In a statement, ZPC said it surpassed generating targets for the fourth quarter of 2018 by 32, 67 percent and Kariba Power Station contributed half of the power. Of the power from Kariba, five percent was imported to NamPower. According to the latest production updates, that translates to between 25 and 30 MW per day.
“A total of 2,694.92GWh of energy was achieved in the fourth quarter of 2018, against a target of 2,031.35GWh. The target for the period was therefore surpassed by 32.67 percent. Hwange also surpassed its quarterly target by nine percent due to deferment of Unit 3 major overhaul to 2019. From the energy supply balance, we observed that Kariba Power Station contributed the most energy with a 50 percent contribution to the total energy production, and five percent of it was exported to NamPower,” said ZPC in a power update.

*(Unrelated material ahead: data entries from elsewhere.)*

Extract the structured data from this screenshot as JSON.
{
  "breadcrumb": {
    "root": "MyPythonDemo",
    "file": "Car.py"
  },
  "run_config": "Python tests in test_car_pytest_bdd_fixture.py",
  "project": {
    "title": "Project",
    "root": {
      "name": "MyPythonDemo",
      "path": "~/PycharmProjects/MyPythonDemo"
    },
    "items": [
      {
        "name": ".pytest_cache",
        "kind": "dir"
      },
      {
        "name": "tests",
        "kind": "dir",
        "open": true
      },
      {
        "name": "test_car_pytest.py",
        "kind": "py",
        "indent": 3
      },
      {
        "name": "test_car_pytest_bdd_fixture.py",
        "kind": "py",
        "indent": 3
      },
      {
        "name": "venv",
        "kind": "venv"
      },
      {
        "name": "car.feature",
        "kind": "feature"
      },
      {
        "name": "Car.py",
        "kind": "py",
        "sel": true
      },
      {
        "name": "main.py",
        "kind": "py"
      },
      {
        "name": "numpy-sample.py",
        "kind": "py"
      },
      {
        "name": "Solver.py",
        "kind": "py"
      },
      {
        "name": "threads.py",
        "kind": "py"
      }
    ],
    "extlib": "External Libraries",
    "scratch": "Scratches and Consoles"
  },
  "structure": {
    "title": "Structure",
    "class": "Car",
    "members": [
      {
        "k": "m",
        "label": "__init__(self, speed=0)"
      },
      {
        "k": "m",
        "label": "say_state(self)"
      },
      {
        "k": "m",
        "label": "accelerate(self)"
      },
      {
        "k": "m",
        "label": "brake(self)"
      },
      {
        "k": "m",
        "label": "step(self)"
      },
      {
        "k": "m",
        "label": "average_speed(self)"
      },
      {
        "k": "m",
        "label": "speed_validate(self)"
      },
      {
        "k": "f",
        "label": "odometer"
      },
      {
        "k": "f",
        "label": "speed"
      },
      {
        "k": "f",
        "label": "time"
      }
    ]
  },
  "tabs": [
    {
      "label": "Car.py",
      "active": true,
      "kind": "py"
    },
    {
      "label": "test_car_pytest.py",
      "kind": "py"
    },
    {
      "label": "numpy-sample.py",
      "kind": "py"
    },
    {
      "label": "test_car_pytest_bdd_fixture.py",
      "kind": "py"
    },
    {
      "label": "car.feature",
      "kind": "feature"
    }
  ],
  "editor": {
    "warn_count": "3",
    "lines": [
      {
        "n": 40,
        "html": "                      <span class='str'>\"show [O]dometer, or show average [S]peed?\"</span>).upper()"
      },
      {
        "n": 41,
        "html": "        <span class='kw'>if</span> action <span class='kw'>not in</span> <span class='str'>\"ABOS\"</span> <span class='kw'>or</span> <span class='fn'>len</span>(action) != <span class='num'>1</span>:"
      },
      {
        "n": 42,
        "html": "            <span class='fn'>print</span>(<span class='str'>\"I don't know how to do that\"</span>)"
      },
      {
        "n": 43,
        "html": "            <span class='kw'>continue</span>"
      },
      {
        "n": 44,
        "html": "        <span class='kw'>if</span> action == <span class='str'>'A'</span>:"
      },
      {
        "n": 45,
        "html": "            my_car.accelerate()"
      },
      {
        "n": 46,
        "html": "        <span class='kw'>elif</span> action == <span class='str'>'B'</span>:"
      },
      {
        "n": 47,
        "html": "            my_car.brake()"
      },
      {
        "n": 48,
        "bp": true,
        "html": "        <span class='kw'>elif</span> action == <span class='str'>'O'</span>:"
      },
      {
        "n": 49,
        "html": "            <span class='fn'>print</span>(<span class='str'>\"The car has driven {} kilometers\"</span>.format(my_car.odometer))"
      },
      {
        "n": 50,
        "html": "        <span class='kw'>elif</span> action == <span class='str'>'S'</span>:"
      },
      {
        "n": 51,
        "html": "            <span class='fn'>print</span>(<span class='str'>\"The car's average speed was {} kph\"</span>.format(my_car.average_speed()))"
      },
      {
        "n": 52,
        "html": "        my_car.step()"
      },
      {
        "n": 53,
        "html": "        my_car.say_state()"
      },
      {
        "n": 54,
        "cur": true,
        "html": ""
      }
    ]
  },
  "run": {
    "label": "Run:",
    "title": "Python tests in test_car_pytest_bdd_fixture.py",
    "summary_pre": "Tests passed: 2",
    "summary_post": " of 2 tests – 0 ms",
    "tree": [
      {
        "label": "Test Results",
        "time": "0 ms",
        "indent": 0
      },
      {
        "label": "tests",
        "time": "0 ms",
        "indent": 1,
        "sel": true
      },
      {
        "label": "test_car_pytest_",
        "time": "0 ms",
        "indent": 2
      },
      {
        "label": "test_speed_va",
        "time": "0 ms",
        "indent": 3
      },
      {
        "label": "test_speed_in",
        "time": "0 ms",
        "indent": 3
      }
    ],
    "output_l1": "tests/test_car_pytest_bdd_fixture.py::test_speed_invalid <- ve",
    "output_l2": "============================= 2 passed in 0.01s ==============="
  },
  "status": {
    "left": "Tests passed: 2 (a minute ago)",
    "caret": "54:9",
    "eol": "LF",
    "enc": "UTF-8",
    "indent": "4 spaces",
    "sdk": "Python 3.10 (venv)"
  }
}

Energy and Power Development Minister Dr Jorum Gumbo confirmed the exports and added that the country was positioning itself to become a major power exporter in the region and fill the gap of power shortages faced by neighbouring countries.
“Throughout the year last year it has not been bad, even now. We were exporting to NamPower and we were even managing without importing from Eskom (South Africa), which means it’s good. The electricity outages that were experienced in various parts of the country at times weren’t because of shortages, they were caused by faults mainly to do with vandalism of infrastructure and storms,” he said.
Dr Gumbo said the infrastructural development taking place in the energy sector, which entails expansion of the power stations as well as the various projects being undertaken by Independent Power Producers (IPPs) was likely to see the country exporting more power by 2030.
“The aim is that we want to reach a point that by 2030 we are aiming to be exporting power thus as a ministry we are working on getting solar energy on the national grid and putting in place a number of small hydro power stations such as the one we have earmarked at Tugwi-Mukosi to add power to the national grid,” he said.
Dr Gumbo said through power exports the country could rake the much needed foreign currency through exporting power in the region where the demand is high.
“The whole of Southern Africa can depend on us, if we complete our various projects. There’s a shortage of power, we are seeing South Africa doing a lot of electricity load-shedding. That means the market is there. For instance if projects like Batoka commence, we will be self sufficient as a country. The future is bright to enable us to export into the region as a country,” he said.
The proposed Batoka Gorge Hydroelectric Power Station is a 1 600 megawatts (MW) hydroelectric power station, planned to be on the Zambezi River across the international border between Zambia and Zimbabwe.
Dr Gumbo however, said the water levels in the Zambezi River have gone down and the situation was likely to impact negatively in the generation of power at Kariba hydro-power station.
“I think you are aware that water levels at the Zambezi are very low to the level that we want to ensure that it won’t disrupt our power generation, thus we will be managing our consumption. We are not getting enough inflows up the river in the Democratic Republic of Congo, the water level is becoming low and low,” he said.